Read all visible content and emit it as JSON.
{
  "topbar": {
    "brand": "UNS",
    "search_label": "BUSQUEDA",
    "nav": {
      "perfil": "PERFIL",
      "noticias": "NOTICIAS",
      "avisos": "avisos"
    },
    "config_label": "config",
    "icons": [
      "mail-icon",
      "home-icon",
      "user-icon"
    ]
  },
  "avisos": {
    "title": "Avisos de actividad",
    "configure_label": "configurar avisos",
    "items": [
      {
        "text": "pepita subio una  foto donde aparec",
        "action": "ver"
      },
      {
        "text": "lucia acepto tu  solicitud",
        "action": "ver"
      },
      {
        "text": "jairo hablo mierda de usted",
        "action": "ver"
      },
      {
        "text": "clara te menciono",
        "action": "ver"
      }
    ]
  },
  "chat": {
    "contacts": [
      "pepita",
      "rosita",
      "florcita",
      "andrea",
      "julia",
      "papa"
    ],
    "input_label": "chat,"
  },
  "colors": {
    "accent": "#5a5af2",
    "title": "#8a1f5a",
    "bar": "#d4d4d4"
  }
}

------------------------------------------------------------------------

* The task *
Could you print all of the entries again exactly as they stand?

* Task response *
Read all visible content and emit it as JSON.
{
  "topbar": {
    "brand": "UNS",
    "search_label": "BUSQUEDA",
    "nav": {
      "perfil": "PERFIL",
      "noticias": "NOTICIAS",
      "avisos": "avisos"
    },
    "config_label": "config",
    "icons": [
      "mail-icon",
      "home-icon",
      "user-icon"
    ]
  },
  "avisos": {
    "title": "Avisos de actividad",
    "configure_label": "configurar avisos",
    "items": [
      {
        "text": "pepita subio una  foto donde aparec",
        "action": "ver"
      },
      {
        "text": "lucia acepto tu  solicitud",
        "action": "ver"
      },
      {
        "text": "jairo hablo mierda de usted",
        "action": "ver"
      },
      {
        "text": "clara te menciono",
        "action": "ver"
      }
    ]
  },
  "chat": {
    "contacts": [
      "pepita",
      "rosita",
      "florcita",
      "andrea",
      "julia",
      "papa"
    ],
    "input_label": "chat,"
  },
  "colors": {
    "accent": "#5a5af2",
    "title": "#8a1f5a",
    "bar": "#d4d4d4"
  }
}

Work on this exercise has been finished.